Set during the rebuilding of the Capitol building and capturing the terrorists responsible for the catastrophic attack. Meanwhile, the president and his staff’s diplomatic skills are put to the test. This is while Kirkman has to survive the day-to-day situations that take place at home and surviving attacks against his own administration.
Following a far more shocking ending from last season, this season was arguably just as engaging but had five different stories going on at once. The show had suffered from lower ratings and a change in 3 different showrunners(!) leading to its cancellation but more on that later.
So long-story short: this show had lots to measure up to, and as different and changed up as it was, it wasn’t ever on the same level as the first season. Nonetheless, I applaud it for feeling organized still as it introduced new characters who added their own two-cents to the proceedings and new deadly events that the White House had to deal with.
It also gives supporting characters like head Secret Service Agent Ritter (LaMonica Garrett, The Last Ship) and Press Secretary Wright (Kal Penn, House, M.D.) more to do which is good as they previously stole every scene they were in last season. What is missing is the same level of surprise as most of the hat tricks have worn off by now. Nevertheless, it’s not a wimpy show as all the political drama is every man’s worst nightmare and it becomes personal when more rivals show up to pester the cabinet once again.
If you want more spy action and disaster mayhem, don’t tune out as there’s plenty in store. Just keep in mind that the bar isn’t raised as high due to mainly being leftovers from last season. And that’s before it starts feeling like episodes from other shows like Madam Secretary, West Wing, 24 and NCIS.
⭐️⭐️⭐️⭐️ out of 5 Stars
Tom faces the political reality of campaigning as well as the tribulations of political advertising tactics used by the opposition. He must fight to secure the interest of the public opinion and ultimately, the chances of his administration being elected for a second term.

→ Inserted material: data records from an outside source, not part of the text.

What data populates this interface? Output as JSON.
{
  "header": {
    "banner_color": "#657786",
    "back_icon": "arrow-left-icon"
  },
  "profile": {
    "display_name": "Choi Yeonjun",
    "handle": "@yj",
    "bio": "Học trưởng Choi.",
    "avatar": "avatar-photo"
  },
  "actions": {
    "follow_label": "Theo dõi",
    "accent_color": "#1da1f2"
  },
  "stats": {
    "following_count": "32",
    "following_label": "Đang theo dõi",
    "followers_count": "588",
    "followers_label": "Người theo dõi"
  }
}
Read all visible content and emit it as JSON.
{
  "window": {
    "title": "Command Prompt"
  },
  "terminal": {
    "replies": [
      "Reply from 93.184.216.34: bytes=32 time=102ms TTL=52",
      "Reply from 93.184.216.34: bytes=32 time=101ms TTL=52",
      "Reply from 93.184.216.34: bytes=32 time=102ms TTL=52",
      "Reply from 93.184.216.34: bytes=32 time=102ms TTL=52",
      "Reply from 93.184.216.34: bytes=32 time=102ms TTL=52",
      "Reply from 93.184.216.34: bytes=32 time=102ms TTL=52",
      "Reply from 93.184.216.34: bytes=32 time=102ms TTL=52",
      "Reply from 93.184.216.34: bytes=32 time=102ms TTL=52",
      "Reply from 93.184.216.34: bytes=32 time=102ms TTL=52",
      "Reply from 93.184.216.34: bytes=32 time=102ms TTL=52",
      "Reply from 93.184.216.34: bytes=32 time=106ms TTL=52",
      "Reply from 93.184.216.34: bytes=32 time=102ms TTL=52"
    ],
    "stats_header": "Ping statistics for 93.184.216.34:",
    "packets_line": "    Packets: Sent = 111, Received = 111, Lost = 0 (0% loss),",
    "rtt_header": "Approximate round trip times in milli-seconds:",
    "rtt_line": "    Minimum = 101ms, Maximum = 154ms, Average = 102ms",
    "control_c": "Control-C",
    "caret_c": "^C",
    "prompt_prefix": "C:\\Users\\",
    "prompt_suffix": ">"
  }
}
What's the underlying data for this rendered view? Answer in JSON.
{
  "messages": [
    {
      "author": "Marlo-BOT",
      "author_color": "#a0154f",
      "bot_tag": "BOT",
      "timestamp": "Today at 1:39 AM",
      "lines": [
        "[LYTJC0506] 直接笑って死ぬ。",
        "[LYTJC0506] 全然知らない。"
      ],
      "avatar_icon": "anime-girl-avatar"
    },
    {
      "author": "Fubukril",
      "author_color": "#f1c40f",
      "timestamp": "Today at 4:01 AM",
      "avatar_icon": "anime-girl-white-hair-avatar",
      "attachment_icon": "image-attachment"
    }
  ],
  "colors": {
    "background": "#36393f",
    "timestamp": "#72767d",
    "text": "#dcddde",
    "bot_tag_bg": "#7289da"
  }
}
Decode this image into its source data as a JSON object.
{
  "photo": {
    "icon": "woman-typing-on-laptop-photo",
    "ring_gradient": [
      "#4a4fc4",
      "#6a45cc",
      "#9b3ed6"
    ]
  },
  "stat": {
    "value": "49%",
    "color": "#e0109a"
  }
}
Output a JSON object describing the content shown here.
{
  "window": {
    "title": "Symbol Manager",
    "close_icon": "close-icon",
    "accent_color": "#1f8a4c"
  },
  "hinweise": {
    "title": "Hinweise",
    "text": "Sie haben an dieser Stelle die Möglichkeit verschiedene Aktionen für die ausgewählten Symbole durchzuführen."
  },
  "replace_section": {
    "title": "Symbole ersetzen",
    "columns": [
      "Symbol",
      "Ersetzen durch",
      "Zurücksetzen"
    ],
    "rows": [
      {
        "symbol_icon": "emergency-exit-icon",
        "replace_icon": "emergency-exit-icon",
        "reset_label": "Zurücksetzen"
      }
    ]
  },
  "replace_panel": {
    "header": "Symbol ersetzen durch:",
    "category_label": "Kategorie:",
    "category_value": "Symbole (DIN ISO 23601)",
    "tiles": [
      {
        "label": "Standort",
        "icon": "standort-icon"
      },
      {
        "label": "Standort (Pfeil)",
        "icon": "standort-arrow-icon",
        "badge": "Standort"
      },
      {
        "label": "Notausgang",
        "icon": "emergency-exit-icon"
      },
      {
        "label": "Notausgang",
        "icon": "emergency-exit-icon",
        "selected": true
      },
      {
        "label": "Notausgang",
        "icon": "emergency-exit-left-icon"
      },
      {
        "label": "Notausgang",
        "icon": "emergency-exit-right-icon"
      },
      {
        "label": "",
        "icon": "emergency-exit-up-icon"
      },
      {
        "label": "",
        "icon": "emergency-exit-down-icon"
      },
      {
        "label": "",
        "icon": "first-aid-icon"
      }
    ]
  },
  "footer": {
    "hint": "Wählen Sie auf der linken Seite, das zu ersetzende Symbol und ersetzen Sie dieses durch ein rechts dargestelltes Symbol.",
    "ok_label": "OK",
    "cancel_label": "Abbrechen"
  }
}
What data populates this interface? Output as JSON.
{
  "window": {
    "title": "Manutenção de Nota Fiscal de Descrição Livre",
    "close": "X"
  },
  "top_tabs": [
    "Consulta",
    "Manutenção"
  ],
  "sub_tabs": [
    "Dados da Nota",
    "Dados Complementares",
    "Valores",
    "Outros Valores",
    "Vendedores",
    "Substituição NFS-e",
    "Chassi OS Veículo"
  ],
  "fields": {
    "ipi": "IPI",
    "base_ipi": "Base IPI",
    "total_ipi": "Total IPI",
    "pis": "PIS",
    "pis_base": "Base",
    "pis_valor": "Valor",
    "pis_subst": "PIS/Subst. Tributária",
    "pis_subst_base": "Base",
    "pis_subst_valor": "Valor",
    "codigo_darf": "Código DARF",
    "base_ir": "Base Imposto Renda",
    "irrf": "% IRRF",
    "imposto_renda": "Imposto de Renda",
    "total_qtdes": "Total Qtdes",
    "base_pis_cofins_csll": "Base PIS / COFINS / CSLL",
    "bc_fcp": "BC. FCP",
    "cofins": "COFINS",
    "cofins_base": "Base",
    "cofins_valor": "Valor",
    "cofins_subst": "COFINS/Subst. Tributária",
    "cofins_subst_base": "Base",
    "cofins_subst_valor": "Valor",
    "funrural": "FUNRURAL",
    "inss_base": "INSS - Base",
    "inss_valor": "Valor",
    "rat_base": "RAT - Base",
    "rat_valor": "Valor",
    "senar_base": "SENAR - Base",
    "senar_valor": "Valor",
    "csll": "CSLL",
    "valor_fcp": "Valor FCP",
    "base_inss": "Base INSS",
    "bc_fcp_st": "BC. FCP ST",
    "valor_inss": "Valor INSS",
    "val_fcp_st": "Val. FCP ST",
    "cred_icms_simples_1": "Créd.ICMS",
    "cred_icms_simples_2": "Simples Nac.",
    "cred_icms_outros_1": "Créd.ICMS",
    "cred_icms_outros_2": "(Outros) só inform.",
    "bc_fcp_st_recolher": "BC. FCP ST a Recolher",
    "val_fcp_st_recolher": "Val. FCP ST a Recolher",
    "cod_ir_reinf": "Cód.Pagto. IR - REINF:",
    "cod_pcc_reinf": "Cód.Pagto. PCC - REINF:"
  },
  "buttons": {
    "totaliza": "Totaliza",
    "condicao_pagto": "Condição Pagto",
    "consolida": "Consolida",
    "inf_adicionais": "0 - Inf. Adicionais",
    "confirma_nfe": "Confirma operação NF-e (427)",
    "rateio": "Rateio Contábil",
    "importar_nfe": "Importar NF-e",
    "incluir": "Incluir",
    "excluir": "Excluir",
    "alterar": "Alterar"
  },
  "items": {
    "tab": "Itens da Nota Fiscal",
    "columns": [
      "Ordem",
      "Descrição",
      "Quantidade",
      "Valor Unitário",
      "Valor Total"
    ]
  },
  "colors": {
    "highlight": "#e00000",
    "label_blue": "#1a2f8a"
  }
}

So after being prematurely cancelled by the morons at ABC, the show makes use of it’s resurrection by making use of the censor free Netflix streaming service. And it honestly pays off since the characters always were edgy and talked dirty on occasion so why not get the chance to actually hear what they were thinking for a change?
The new cast members are commendable, especially Tom’s unethical campaign manager Zimmer (Julie White, Transformers) and new Chief of Staff Harper (Anthony Edwards, ER), and also have their complicated subplots that effect the overall reelection process. It’s mainly cool to see the main secondary focus turn to Aaron Shore (Adan Canto, The Following) as that character has been in so many different job titles thru the show’s run and he now has the opportunity to run as Vice President. He was key voice ob the show so it’s a very rewarding character complement.
Overall, I’ve been seeing lots of people talk smack about this season and it makes zero sense. Everything from one character briefly being shown as gay to more political discussion. People even went so far as to act like the language and sex was too much while acting like this show was biased. First of all, you guys have clearly not seen the last two seasons as there was plenty of blunt dialogue and sexual content. Secondly, talking about various subject matters isn’t biased. The fact that Tom is an Independent who doesn’t want to be like any other politician NOR associate with the other parties is more than open-minded. Last of all, they’ve talked about every kind of issues because that’s what politics is all about. They never asked you to agree or disagree with it; only what the plot demands to move it forward, which I consider a reasonable compromise (and you should too).
The show doesn’t end with a cliffhanger this time and while I can throw stones at Netflix for deciding to also cancel it, I will be the bigger man and thank them for allowing the show to wrap up loose ends and giving us a season on par with the first one.